Activity | Sort through the data and copy the lines holding the word "Options".
—————
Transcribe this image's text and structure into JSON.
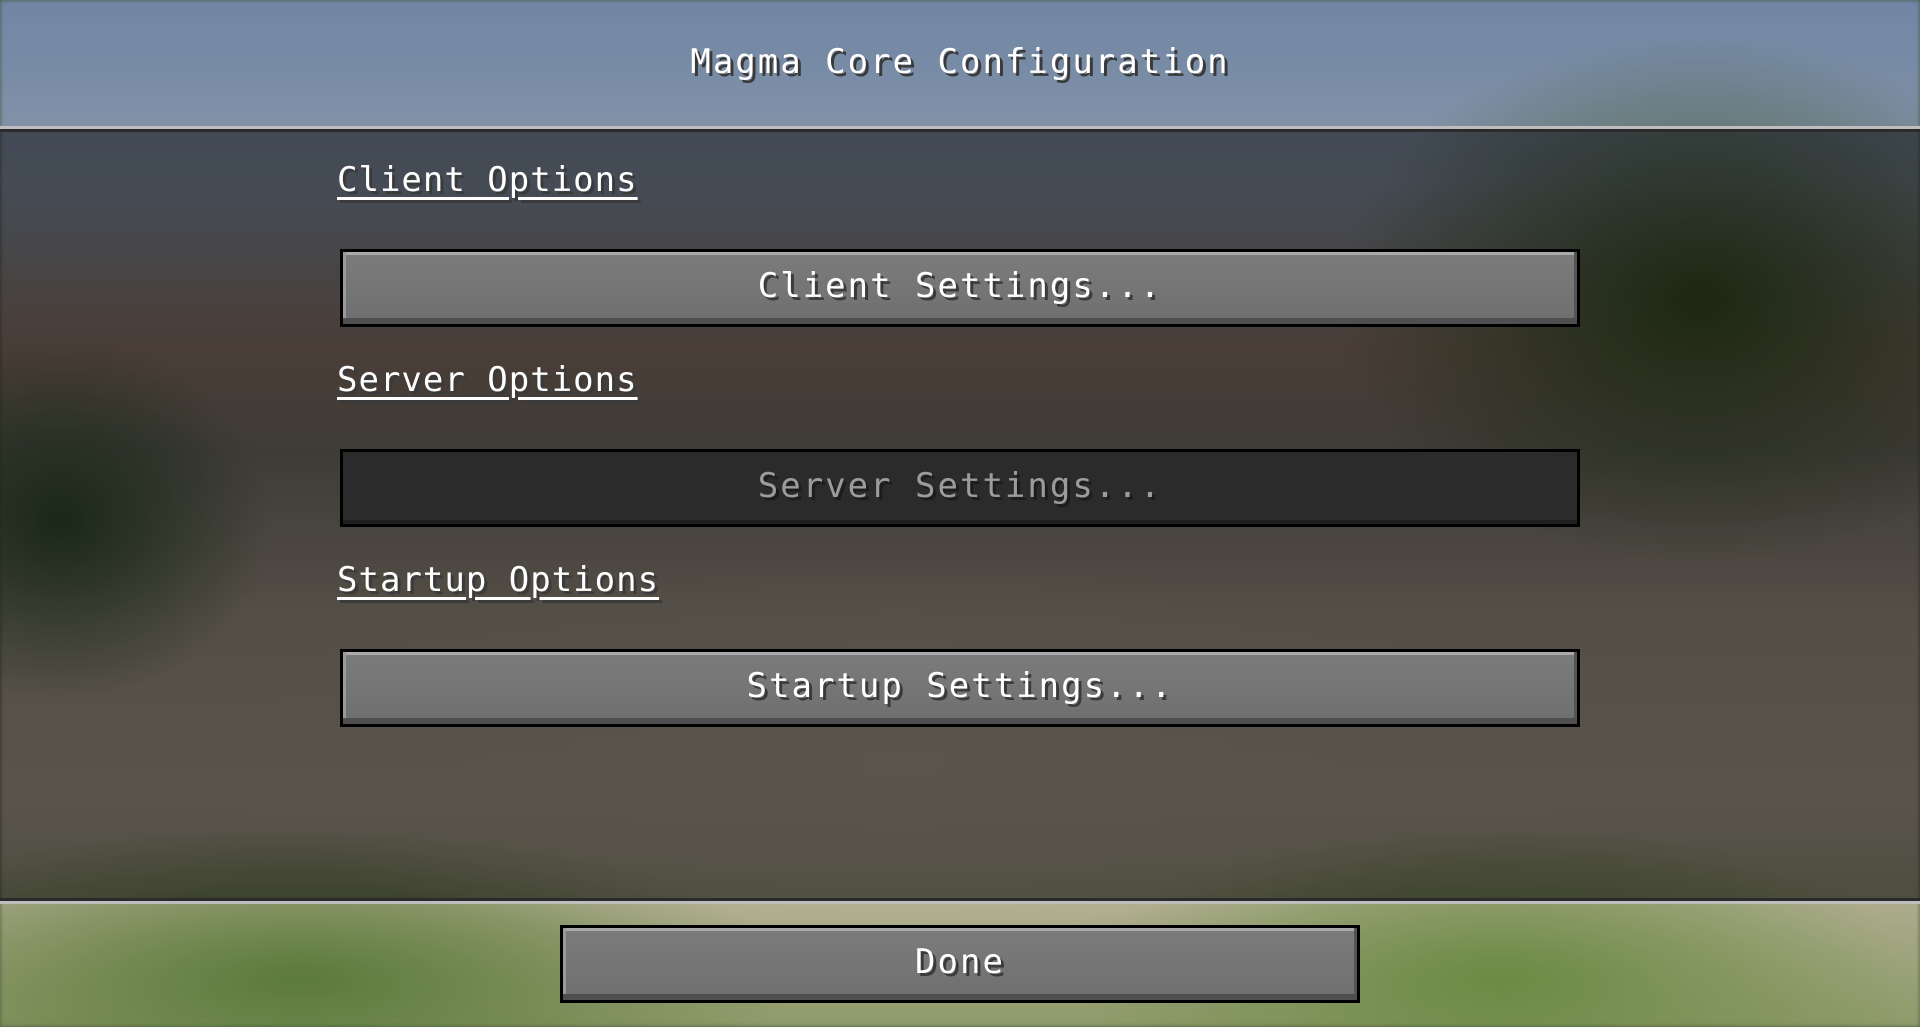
{
  "screen": {
    "title": "Magma Core Configuration"
  },
  "sections": [
    {
      "label": "Client Options",
      "button_label": "Client Settings...",
      "enabled": true
    },
    {
      "label": "Server Options",
      "button_label": "Server Settings...",
      "enabled": false
    },
    {
      "label": "Startup Options",
      "button_label": "Startup Settings...",
      "enabled": true
    }
  ],
  "footer": {
    "done_label": "Done"
  }
}
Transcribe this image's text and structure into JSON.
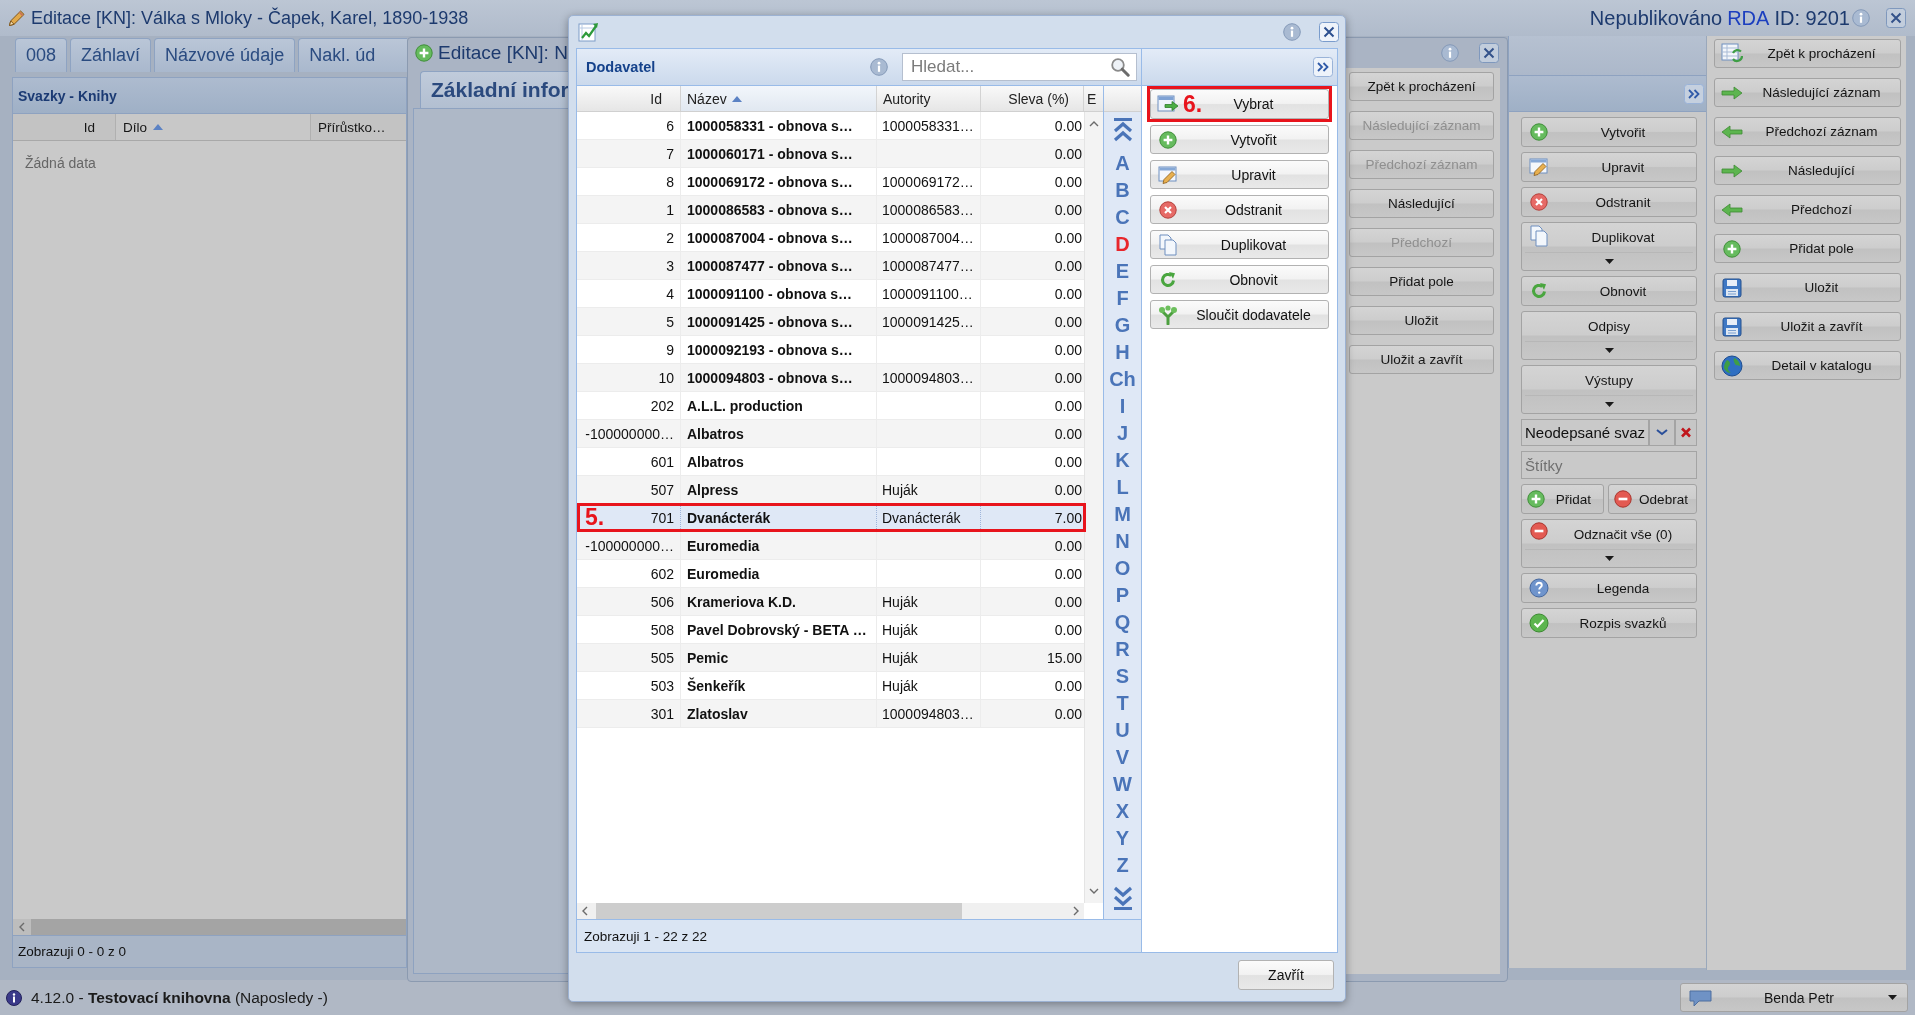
{
  "main_window": {
    "title": "Editace [KN]: Válka s Mloky - Čapek, Karel, 1890-1938",
    "publication_status": "Nepublikováno",
    "format": "RDA",
    "record_id": "ID: 9201",
    "tabs": [
      {
        "label": "008",
        "selected": false
      },
      {
        "label": "Záhlaví",
        "selected": false
      },
      {
        "label": "Názvové údaje",
        "selected": false
      },
      {
        "label": "Nakl. úd",
        "selected": false
      }
    ],
    "volumes_panel": {
      "title": "Svazky - Knihy",
      "columns": [
        {
          "label": "Id",
          "sorted": false
        },
        {
          "label": "Dílo",
          "sorted": true
        },
        {
          "label": "Přírůstko…",
          "sorted": false
        }
      ],
      "empty_text": "Žádná data",
      "paging": "Zobrazuji 0 - 0 z 0"
    },
    "volume_actions": [
      {
        "kind": "button",
        "label": "Vytvořit"
      },
      {
        "kind": "button",
        "label": "Upravit"
      },
      {
        "kind": "button",
        "label": "Odstranit"
      },
      {
        "kind": "split",
        "label": "Duplikovat"
      },
      {
        "kind": "button",
        "label": "Obnovit"
      },
      {
        "kind": "split",
        "label": "Odpisy"
      },
      {
        "kind": "split",
        "label": "Výstupy"
      },
      {
        "kind": "combo",
        "value": "Neodepsané svaz"
      },
      {
        "kind": "field",
        "placeholder": "Štítky"
      },
      {
        "kind": "pair",
        "buttons": [
          {
            "label": "Přidat"
          },
          {
            "label": "Odebrat"
          }
        ]
      },
      {
        "kind": "split",
        "label": "Odznačit vše (0)"
      },
      {
        "kind": "button",
        "label": "Legenda"
      },
      {
        "kind": "button",
        "label": "Rozpis svazků"
      }
    ],
    "record_actions": [
      {
        "label": "Zpět k procházení"
      },
      {
        "label": "Následující záznam"
      },
      {
        "label": "Předchozí záznam"
      },
      {
        "label": "Následující"
      },
      {
        "label": "Předchozí"
      },
      {
        "label": "Přidat pole"
      },
      {
        "label": "Uložit"
      },
      {
        "label": "Uložit a zavřít"
      },
      {
        "label": "Detail v katalogu"
      }
    ]
  },
  "editor_window": {
    "title": "Editace [KN]: N",
    "tabs": [
      {
        "label": "Základní infor",
        "selected": true
      }
    ],
    "actions": [
      {
        "label": "Zpět k procházení",
        "disabled": false
      },
      {
        "label": "Následující záznam",
        "disabled": true
      },
      {
        "label": "Předchozí záznam",
        "disabled": true
      },
      {
        "label": "Následující",
        "disabled": false
      },
      {
        "label": "Předchozí",
        "disabled": true
      },
      {
        "label": "Přidat pole",
        "disabled": false
      },
      {
        "label": "Uložit",
        "disabled": false
      },
      {
        "label": "Uložit a zavřít",
        "disabled": false
      }
    ]
  },
  "supplier_dialog": {
    "panel_title": "Dodavatel",
    "search": {
      "placeholder": "Hledat..."
    },
    "table": {
      "columns": [
        {
          "label": "Id",
          "sorted": false
        },
        {
          "label": "Název",
          "sorted": true
        },
        {
          "label": "Autority",
          "sorted": false
        },
        {
          "label": "Sleva (%)",
          "sorted": false
        },
        {
          "label": "E",
          "sorted": false
        }
      ],
      "rows": [
        {
          "id": "6",
          "name": "1000058331 - obnova s…",
          "authorities": "1000058331…",
          "discount": "0.00",
          "selected": false
        },
        {
          "id": "7",
          "name": "1000060171 - obnova s…",
          "discount": "0.00",
          "selected": false
        },
        {
          "id": "8",
          "name": "1000069172 - obnova s…",
          "authorities": "1000069172…",
          "discount": "0.00",
          "selected": false
        },
        {
          "id": "1",
          "name": "1000086583 - obnova s…",
          "authorities": "1000086583…",
          "discount": "0.00",
          "selected": false
        },
        {
          "id": "2",
          "name": "1000087004 - obnova s…",
          "authorities": "1000087004…",
          "discount": "0.00",
          "selected": false
        },
        {
          "id": "3",
          "name": "1000087477 - obnova s…",
          "authorities": "1000087477…",
          "discount": "0.00",
          "selected": false
        },
        {
          "id": "4",
          "name": "1000091100 - obnova s…",
          "authorities": "1000091100…",
          "discount": "0.00",
          "selected": false
        },
        {
          "id": "5",
          "name": "1000091425 - obnova s…",
          "authorities": "1000091425…",
          "discount": "0.00",
          "selected": false
        },
        {
          "id": "9",
          "name": "1000092193 - obnova s…",
          "discount": "0.00",
          "selected": false
        },
        {
          "id": "10",
          "name": "1000094803 - obnova s…",
          "authorities": "1000094803…",
          "discount": "0.00",
          "selected": false
        },
        {
          "id": "202",
          "name": "A.L.L. production",
          "discount": "0.00",
          "selected": false
        },
        {
          "id": "-100000000…",
          "name": "Albatros",
          "discount": "0.00",
          "selected": false
        },
        {
          "id": "601",
          "name": "Albatros",
          "discount": "0.00",
          "selected": false
        },
        {
          "id": "507",
          "name": "Alpress",
          "authorities": "Huják",
          "discount": "0.00",
          "selected": false
        },
        {
          "id": "701",
          "name": "Dvanácterák",
          "authorities": "Dvanácterák",
          "discount": "7.00",
          "selected": true,
          "callout": "5."
        },
        {
          "id": "-100000000…",
          "name": "Euromedia",
          "discount": "0.00",
          "selected": false
        },
        {
          "id": "602",
          "name": "Euromedia",
          "discount": "0.00",
          "selected": false
        },
        {
          "id": "506",
          "name": "Krameriova K.D.",
          "authorities": "Huják",
          "discount": "0.00",
          "selected": false
        },
        {
          "id": "508",
          "name": "Pavel Dobrovský - BETA …",
          "authorities": "Huják",
          "discount": "0.00",
          "selected": false
        },
        {
          "id": "505",
          "name": "Pemic",
          "authorities": "Huják",
          "discount": "15.00",
          "selected": false
        },
        {
          "id": "503",
          "name": "Šenkeřík",
          "authorities": "Huják",
          "discount": "0.00",
          "selected": false
        },
        {
          "id": "301",
          "name": "Zlatoslav",
          "authorities": "1000094803…",
          "discount": "0.00",
          "selected": false
        }
      ]
    },
    "index_letters": [
      {
        "letter": "A",
        "active": false
      },
      {
        "letter": "B",
        "active": false
      },
      {
        "letter": "C",
        "active": false
      },
      {
        "letter": "D",
        "active": true
      },
      {
        "letter": "E",
        "active": false
      },
      {
        "letter": "F",
        "active": false
      },
      {
        "letter": "G",
        "active": false
      },
      {
        "letter": "H",
        "active": false
      },
      {
        "letter": "Ch",
        "active": false
      },
      {
        "letter": "I",
        "active": false
      },
      {
        "letter": "J",
        "active": false
      },
      {
        "letter": "K",
        "active": false
      },
      {
        "letter": "L",
        "active": false
      },
      {
        "letter": "M",
        "active": false
      },
      {
        "letter": "N",
        "active": false
      },
      {
        "letter": "O",
        "active": false
      },
      {
        "letter": "P",
        "active": false
      },
      {
        "letter": "Q",
        "active": false
      },
      {
        "letter": "R",
        "active": false
      },
      {
        "letter": "S",
        "active": false
      },
      {
        "letter": "T",
        "active": false
      },
      {
        "letter": "U",
        "active": false
      },
      {
        "letter": "V",
        "active": false
      },
      {
        "letter": "W",
        "active": false
      },
      {
        "letter": "X",
        "active": false
      },
      {
        "letter": "Y",
        "active": false
      },
      {
        "letter": "Z",
        "active": false
      }
    ],
    "paging": "Zobrazuji 1 - 22 z 22",
    "actions": [
      {
        "label": "Vybrat",
        "callout": "6."
      },
      {
        "label": "Vytvořit"
      },
      {
        "label": "Upravit"
      },
      {
        "label": "Odstranit"
      },
      {
        "label": "Duplikovat"
      },
      {
        "label": "Obnovit"
      },
      {
        "label": "Sloučit dodavatele"
      }
    ],
    "close_button": "Zavřít"
  },
  "status_bar": {
    "version_line": "4.12.0 - **Testovací knihovna** (Naposledy -)",
    "user": "Benda Petr"
  }
}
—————
Written response |
      "label": "Client Options",
      "label": "Server Options",
      "label": "Startup Options",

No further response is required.